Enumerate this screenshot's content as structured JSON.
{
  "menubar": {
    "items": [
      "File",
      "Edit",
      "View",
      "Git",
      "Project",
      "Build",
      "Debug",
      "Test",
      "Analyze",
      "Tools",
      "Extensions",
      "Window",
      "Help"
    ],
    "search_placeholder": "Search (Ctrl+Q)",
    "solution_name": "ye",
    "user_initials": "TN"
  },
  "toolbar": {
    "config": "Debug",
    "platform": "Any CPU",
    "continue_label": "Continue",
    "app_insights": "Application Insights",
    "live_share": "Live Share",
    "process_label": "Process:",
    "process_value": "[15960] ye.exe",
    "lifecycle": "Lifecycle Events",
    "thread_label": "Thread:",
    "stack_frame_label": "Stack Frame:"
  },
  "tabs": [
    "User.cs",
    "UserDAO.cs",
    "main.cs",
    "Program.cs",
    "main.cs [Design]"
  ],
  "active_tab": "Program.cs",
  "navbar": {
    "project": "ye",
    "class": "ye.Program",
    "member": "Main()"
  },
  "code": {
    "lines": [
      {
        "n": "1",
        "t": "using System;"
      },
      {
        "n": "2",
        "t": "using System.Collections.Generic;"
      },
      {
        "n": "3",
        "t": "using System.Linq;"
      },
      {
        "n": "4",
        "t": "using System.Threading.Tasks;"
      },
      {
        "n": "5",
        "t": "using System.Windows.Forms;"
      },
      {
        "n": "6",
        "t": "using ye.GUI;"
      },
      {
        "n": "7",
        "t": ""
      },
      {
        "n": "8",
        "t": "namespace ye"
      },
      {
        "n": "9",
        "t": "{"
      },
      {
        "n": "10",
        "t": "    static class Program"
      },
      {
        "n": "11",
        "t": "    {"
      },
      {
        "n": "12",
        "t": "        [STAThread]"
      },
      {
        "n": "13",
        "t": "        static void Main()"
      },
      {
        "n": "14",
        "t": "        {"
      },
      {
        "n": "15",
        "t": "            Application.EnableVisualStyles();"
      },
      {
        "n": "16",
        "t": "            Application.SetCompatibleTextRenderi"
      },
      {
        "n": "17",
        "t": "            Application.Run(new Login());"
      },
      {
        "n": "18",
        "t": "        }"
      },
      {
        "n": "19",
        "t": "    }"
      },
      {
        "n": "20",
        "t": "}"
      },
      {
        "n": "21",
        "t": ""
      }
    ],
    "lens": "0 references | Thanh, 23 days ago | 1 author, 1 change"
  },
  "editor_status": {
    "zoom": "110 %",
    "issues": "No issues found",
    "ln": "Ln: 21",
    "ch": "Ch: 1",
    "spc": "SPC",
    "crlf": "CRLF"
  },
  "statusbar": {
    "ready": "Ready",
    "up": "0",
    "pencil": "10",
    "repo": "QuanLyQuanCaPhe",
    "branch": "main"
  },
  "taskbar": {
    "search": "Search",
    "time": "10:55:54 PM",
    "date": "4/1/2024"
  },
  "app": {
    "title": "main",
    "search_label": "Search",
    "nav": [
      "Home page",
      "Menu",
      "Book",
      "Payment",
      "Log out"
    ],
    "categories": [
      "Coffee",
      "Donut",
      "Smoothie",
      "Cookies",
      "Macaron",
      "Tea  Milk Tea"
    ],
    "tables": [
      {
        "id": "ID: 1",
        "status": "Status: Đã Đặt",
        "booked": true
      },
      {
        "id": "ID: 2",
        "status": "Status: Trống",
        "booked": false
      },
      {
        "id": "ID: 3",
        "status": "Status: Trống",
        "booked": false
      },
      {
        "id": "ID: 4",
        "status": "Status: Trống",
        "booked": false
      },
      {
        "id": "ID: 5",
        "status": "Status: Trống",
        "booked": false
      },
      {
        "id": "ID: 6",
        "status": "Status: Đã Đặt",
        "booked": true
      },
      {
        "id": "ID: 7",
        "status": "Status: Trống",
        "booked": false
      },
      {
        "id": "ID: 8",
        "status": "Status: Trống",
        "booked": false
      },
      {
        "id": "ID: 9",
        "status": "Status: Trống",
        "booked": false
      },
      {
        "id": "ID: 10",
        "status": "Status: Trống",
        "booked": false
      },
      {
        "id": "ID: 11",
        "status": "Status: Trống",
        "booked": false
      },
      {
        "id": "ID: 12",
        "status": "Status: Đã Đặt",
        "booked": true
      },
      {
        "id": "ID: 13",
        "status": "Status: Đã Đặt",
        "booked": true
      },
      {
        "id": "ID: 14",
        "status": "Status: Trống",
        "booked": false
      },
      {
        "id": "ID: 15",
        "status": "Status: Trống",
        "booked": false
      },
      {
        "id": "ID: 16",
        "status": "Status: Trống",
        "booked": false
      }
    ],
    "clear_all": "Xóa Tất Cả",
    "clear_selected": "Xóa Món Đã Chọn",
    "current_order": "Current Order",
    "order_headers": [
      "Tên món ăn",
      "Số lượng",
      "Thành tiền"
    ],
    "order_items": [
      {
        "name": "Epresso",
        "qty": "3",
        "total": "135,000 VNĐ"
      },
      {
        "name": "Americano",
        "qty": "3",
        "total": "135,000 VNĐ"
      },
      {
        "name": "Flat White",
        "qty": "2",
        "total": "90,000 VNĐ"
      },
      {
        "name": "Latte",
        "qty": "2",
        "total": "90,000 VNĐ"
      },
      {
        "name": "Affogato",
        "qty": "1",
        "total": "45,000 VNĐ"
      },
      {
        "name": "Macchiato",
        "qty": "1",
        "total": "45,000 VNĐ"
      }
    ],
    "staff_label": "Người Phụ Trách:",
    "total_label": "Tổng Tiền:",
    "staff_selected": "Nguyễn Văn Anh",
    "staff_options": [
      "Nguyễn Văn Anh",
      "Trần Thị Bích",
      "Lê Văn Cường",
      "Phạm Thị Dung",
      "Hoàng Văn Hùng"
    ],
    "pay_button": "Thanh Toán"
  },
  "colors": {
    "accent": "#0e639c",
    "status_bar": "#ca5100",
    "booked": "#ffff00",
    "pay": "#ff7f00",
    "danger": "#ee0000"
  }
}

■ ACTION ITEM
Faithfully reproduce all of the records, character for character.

■ YOUR SOLUTION
Enumerate this screenshot's content as structured JSON.
{
  "menubar": {
    "items": [
      "File",
      "Edit",
      "View",
      "Git",
      "Project",
      "Build",
      "Debug",
      "Test",
      "Analyze",
      "Tools",
      "Extensions",
      "Window",
      "Help"
    ],
    "search_placeholder": "Search (Ctrl+Q)",
    "solution_name": "ye",
    "user_initials": "TN"
  },
  "toolbar": {
    "config": "Debug",
    "platform": "Any CPU",
    "continue_label": "Continue",
    "app_insights": "Application Insights",
    "live_share": "Live Share",
    "process_label": "Process:",
    "process_value": "[15960] ye.exe",
    "lifecycle": "Lifecycle Events",
    "thread_label": "Thread:",
    "stack_frame_label": "Stack Frame:"
  },
  "tabs": [
    "User.cs",
    "UserDAO.cs",
    "main.cs",
    "Program.cs",
    "main.cs [Design]"
  ],
  "active_tab": "Program.cs",
  "navbar": {
    "project": "ye",
    "class": "ye.Program",
    "member": "Main()"
  },
  "code": {
    "lines": [
      {
        "n": "1",
        "t": "using System;"
      },
      {
        "n": "2",
        "t": "using System.Collections.Generic;"
      },
      {
        "n": "3",
        "t": "using System.Linq;"
      },
      {
        "n": "4",
        "t": "using System.Threading.Tasks;"
      },
      {
        "n": "5",
        "t": "using System.Windows.Forms;"
      },
      {
        "n": "6",
        "t": "using ye.GUI;"
      },
      {
        "n": "7",
        "t": ""
      },
      {
        "n": "8",
        "t": "namespace ye"
      },
      {
        "n": "9",
        "t": "{"
      },
      {
        "n": "10",
        "t": "    static class Program"
      },
      {
        "n": "11",
        "t": "    {"
      },
      {
        "n": "12",
        "t": "        [STAThread]"
      },
      {
        "n": "13",
        "t": "        static void Main()"
      },
      {
        "n": "14",
        "t": "        {"
      },
      {
        "n": "15",
        "t": "            Application.EnableVisualStyles();"
      },
      {
        "n": "16",
        "t": "            Application.SetCompatibleTextRenderi"
      },
      {
        "n": "17",
        "t": "            Application.Run(new Login());"
      },
      {
        "n": "18",
        "t": "        }"
      },
      {
        "n": "19",
        "t": "    }"
      },
      {
        "n": "20",
        "t": "}"
      },
      {
        "n": "21",
        "t": ""
      }
    ],
    "lens": "0 references | Thanh, 23 days ago | 1 author, 1 change"
  },
  "editor_status": {
    "zoom": "110 %",
    "issues": "No issues found",
    "ln": "Ln: 21",
    "ch": "Ch: 1",
    "spc": "SPC",
    "crlf": "CRLF"
  },
  "statusbar": {
    "ready": "Ready",
    "up": "0",
    "pencil": "10",
    "repo": "QuanLyQuanCaPhe",
    "branch": "main"
  },
  "taskbar": {
    "search": "Search",
    "time": "10:55:54 PM",
    "date": "4/1/2024"
  },
  "app": {
    "title": "main",
    "search_label": "Search",
    "nav": [
      "Home page",
      "Menu",
      "Book",
      "Payment",
      "Log out"
    ],
    "categories": [
      "Coffee",
      "Donut",
      "Smoothie",
      "Cookies",
      "Macaron",
      "Tea  Milk Tea"
    ],
    "tables": [
      {
        "id": "ID: 1",
        "status": "Status: Đã Đặt",
        "booked": true
      },
      {
        "id": "ID: 2",
        "status": "Status: Trống",
        "booked": false
      },
      {
        "id": "ID: 3",
        "status": "Status: Trống",
        "booked": false
      },
      {
        "id": "ID: 4",
        "status": "Status: Trống",
        "booked": false
      },
      {
        "id": "ID: 5",
        "status": "Status: Trống",
        "booked": false
      },
      {
        "id": "ID: 6",
        "status": "Status: Đã Đặt",
        "booked": true
      },
      {
        "id": "ID: 7",
        "status": "Status: Trống",
        "booked": false
      },
      {
        "id": "ID: 8",
        "status": "Status: Trống",
        "booked": false
      },
      {
        "id": "ID: 9",
        "status": "Status: Trống",
        "booked": false
      },
      {
        "id": "ID: 10",
        "status": "Status: Trống",
        "booked": false
      },
      {
        "id": "ID: 11",
        "status": "Status: Trống",
        "booked": false
      },
      {
        "id": "ID: 12",
        "status": "Status: Đã Đặt",
        "booked": true
      },
      {
        "id": "ID: 13",
        "status": "Status: Đã Đặt",
        "booked": true
      },
      {
        "id": "ID: 14",
        "status": "Status: Trống",
        "booked": false
      },
      {
        "id": "ID: 15",
        "status": "Status: Trống",
        "booked": false
      },
      {
        "id": "ID: 16",
        "status": "Status: Trống",
        "booked": false
      }
    ],
    "clear_all": "Xóa Tất Cả",
    "clear_selected": "Xóa Món Đã Chọn",
    "current_order": "Current Order",
    "order_headers": [
      "Tên món ăn",
      "Số lượng",
      "Thành tiền"
    ],
    "order_items": [
      {
        "name": "Epresso",
        "qty": "3",
        "total": "135,000 VNĐ"
      },
      {
        "name": "Americano",
        "qty": "3",
        "total": "135,000 VNĐ"
      },
      {
        "name": "Flat White",
        "qty": "2",
        "total": "90,000 VNĐ"
      },
      {
        "name": "Latte",
        "qty": "2",
        "total": "90,000 VNĐ"
      },
      {
        "name": "Affogato",
        "qty": "1",
        "total": "45,000 VNĐ"
      },
      {
        "name": "Macchiato",
        "qty": "1",
        "total": "45,000 VNĐ"
      }
    ],
    "staff_label": "Người Phụ Trách:",
    "total_label": "Tổng Tiền:",
    "staff_selected": "Nguyễn Văn Anh",
    "staff_options": [
      "Nguyễn Văn Anh",
      "Trần Thị Bích",
      "Lê Văn Cường",
      "Phạm Thị Dung",
      "Hoàng Văn Hùng"
    ],
    "pay_button": "Thanh Toán"
  },
  "colors": {
    "accent": "#0e639c",
    "status_bar": "#ca5100",
    "booked": "#ffff00",
    "pay": "#ff7f00",
    "danger": "#ee0000"
  }
}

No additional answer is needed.